This press release is available in French.
Montreal, November 25, 2009 Cutting-edge technologies are about to enter the marketplace, thanks to a new partnership between Gestion Univalor, Limited Partnership (Univalor) and Cognitive Sensing Inc. (CSI), a privately owned technology company based in Montreal.
Univalor, which commercializes discoveries from the Universit de Montral and its affiliated institutions, and CSI have announced the signature of a license agreement giving CSI exclusive worldwide rights to develop, manufacture and market four scientifically proven products developed by Jocelyn Faubert, a professor at the Universit de Montral School of Optometry and CSI's chief science officer.

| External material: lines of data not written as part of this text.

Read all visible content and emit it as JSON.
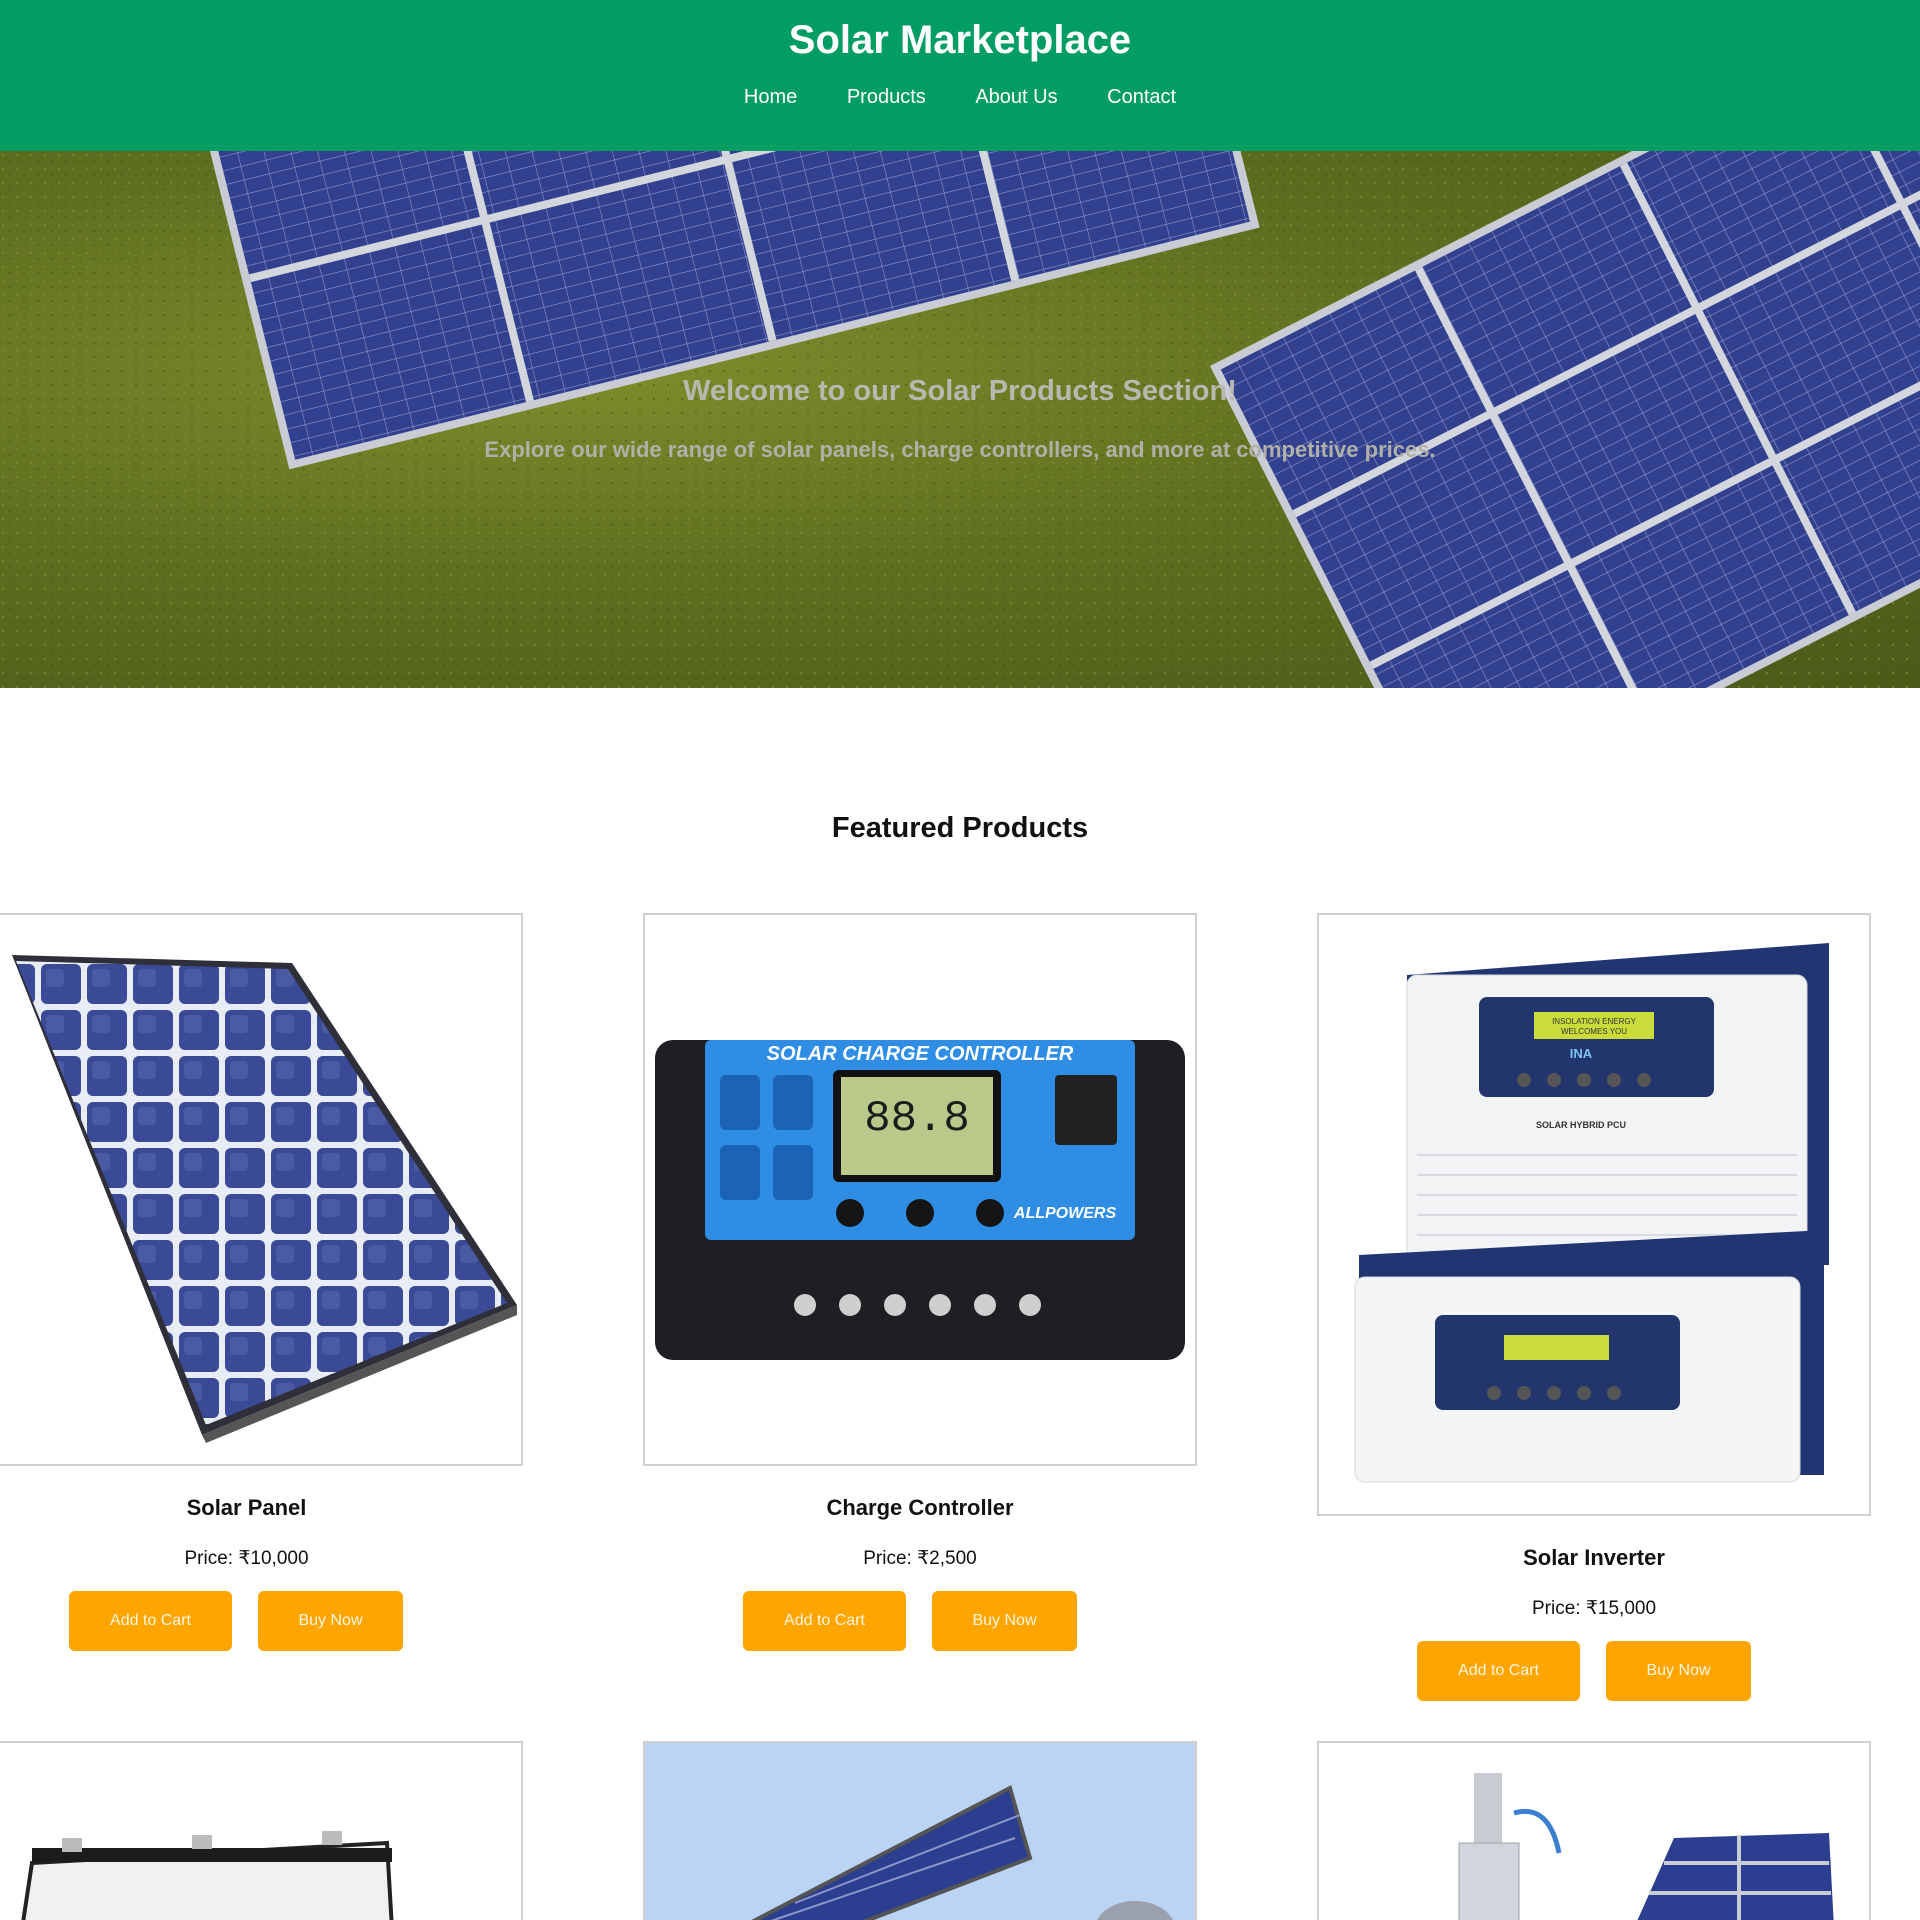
{
  "header": {
    "title": "Solar Marketplace",
    "nav": [
      "Home",
      "Products",
      "About Us",
      "Contact"
    ]
  },
  "hero": {
    "title": "Welcome to our Solar Products Section!",
    "subtitle": "Explore our wide range of solar panels, charge controllers, and more at competitive prices."
  },
  "featured": {
    "title": "Featured Products",
    "products": [
      {
        "name": "Solar Panel",
        "price": "Price: ₹10,000",
        "add_to_cart": "Add to Cart",
        "buy_now": "Buy Now"
      },
      {
        "name": "Charge Controller",
        "price": "Price: ₹2,500",
        "add_to_cart": "Add to Cart",
        "buy_now": "Buy Now"
      },
      {
        "name": "Solar Inverter",
        "price": "Price: ₹15,000",
        "add_to_cart": "Add to Cart",
        "buy_now": "Buy Now"
      }
    ]
  },
  "images": {
    "controller_title": "SOLAR CHARGE CONTROLLER",
    "controller_display": "88.8",
    "controller_brand": "ALLPOWERS",
    "inverter_label": "SOLAR HYBRID PCU",
    "inverter_screen_1": "INSOLATION ENERGY",
    "inverter_screen_2": "WELCOMES YOU",
    "inverter_logo": "INA"
  },
  "colors": {
    "header_bg": "#029d62",
    "button_bg": "#ffa500",
    "hero_grass": "#5f7020",
    "panel_blue": "#2b3a8c"
  }
}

Among the most anticipated products to emanate from Professor Faubert's lab is a portable sports simulator that allows athletes to improve their game and reaction time. Another technology opens doors to the early detection, measurement and treatment of concussions and conditions such as Alzheimer's and autism.
"We are impressed by the quality of the research generated by Prof. Jocelyn Faubert and his team. Technologies created in his lab present exciting market opportunities in the medical, sports and rejuvenation markets," says Jean Castonguay, chief executive officer of CSI and a seasoned entrepreneur. "CSI has already entered into agreements with Industry leaders to validate the first applications of these technologies".
Adds Marc Leroux, CEO of Univalor: "We are delighted to associate these Universit de Montral technologies with CSI and their experienced management team. We look forward to a lasting relationship."
Scientific validation of Prof. Faubert's technologies was established in numerous peer-reviewed journals such as Brain and Psychological Science. His creations are currently being tested at several centers; the first are set for commercial validation in January 2010. Under the licensing agreement, CSI will provide financial support for patent protection in various territories in addition to other payments. The patented technologies include:
|Contact: Sylvain-Jacques Desjardins|
University of Montreal